[DATASET EXCERPTS]:
..........
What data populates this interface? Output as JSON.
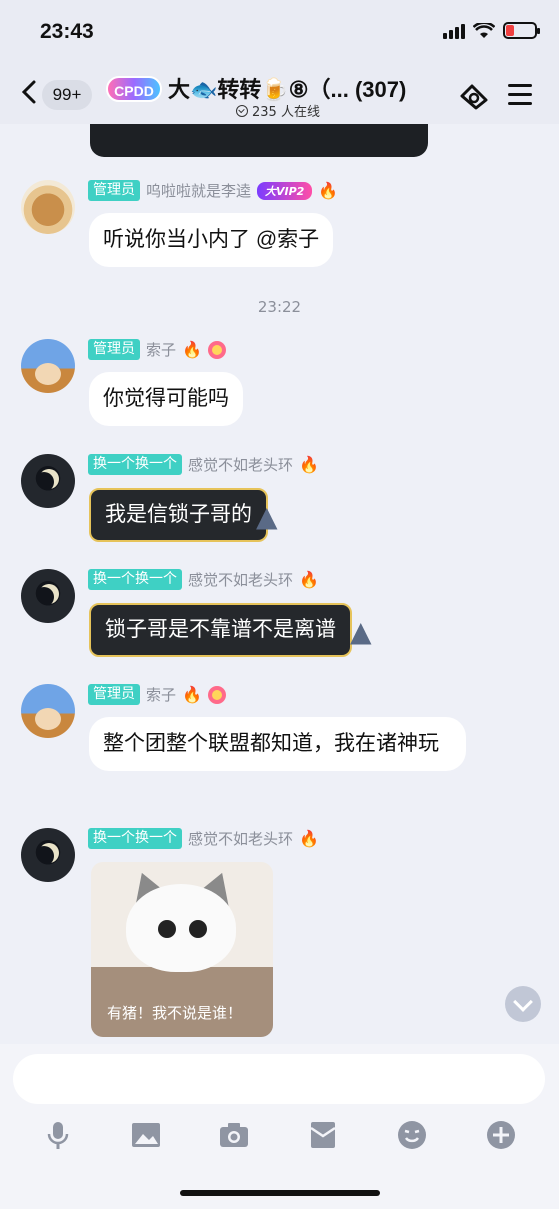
{
  "status_bar": {
    "time": "23:43"
  },
  "header": {
    "unread_count": "99+",
    "group_logo_text": "CPDD",
    "group_title": "大🐟转转🍺⑧（... (307)",
    "online_count": "235 人在线"
  },
  "messages": [
    {
      "role": "管理员",
      "nickname": "呜啦啦就是李逵",
      "vip_badge": "大VIP2",
      "text": "听说你当小内了 @索子"
    },
    {
      "timestamp": "23:22"
    },
    {
      "role": "管理员",
      "nickname": "索子",
      "text": "你觉得可能吗"
    },
    {
      "role": "换一个换一个",
      "nickname": "感觉不如老头环",
      "text": "我是信锁子哥的"
    },
    {
      "role": "换一个换一个",
      "nickname": "感觉不如老头环",
      "text": "锁子哥是不靠谱不是离谱"
    },
    {
      "role": "管理员",
      "nickname": "索子",
      "text": "整个团整个联盟都知道，我在诸神玩"
    },
    {
      "role": "换一个换一个",
      "nickname": "感觉不如老头环",
      "sticker_caption": "有猪！我不说是谁！"
    }
  ],
  "input": {
    "placeholder": ""
  },
  "toolbar": {
    "icons": [
      "microphone-icon",
      "image-icon",
      "camera-icon",
      "red-packet-icon",
      "emoji-icon",
      "plus-icon"
    ]
  },
  "colors": {
    "admin_tag": "#3fd0c4",
    "dark_bubble": "#25282c",
    "background": "#eef0f7"
  }
}
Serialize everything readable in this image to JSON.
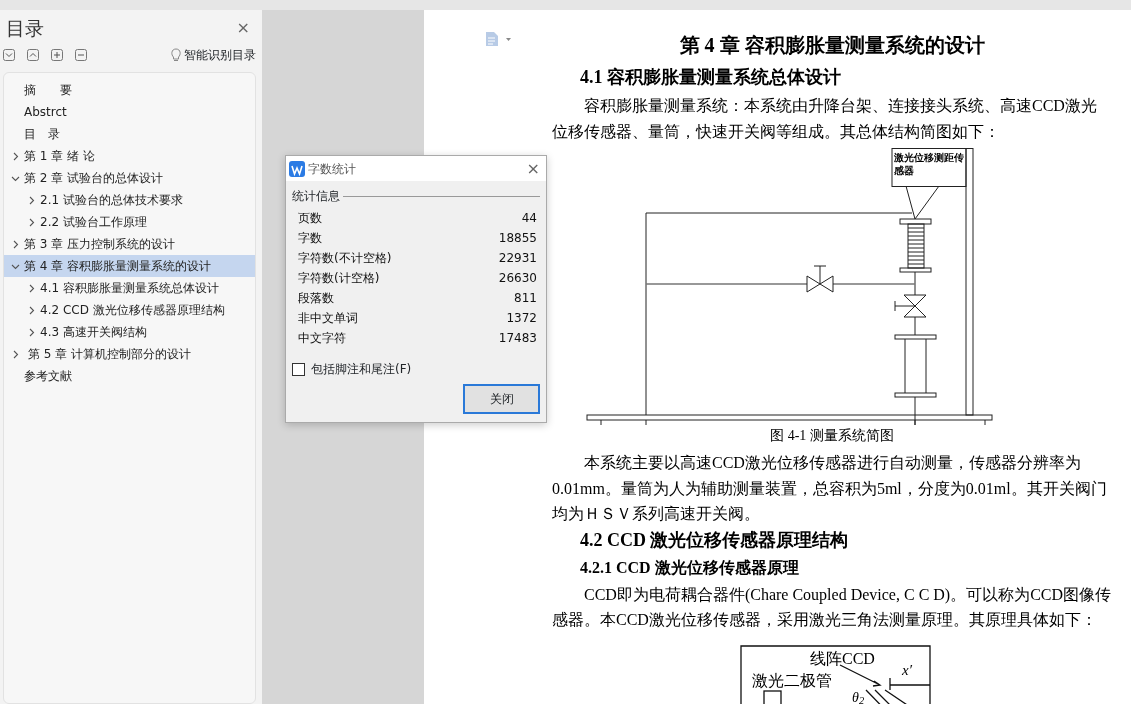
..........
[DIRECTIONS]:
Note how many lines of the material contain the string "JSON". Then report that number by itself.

[SOLUTION TO THIS TASK]:
2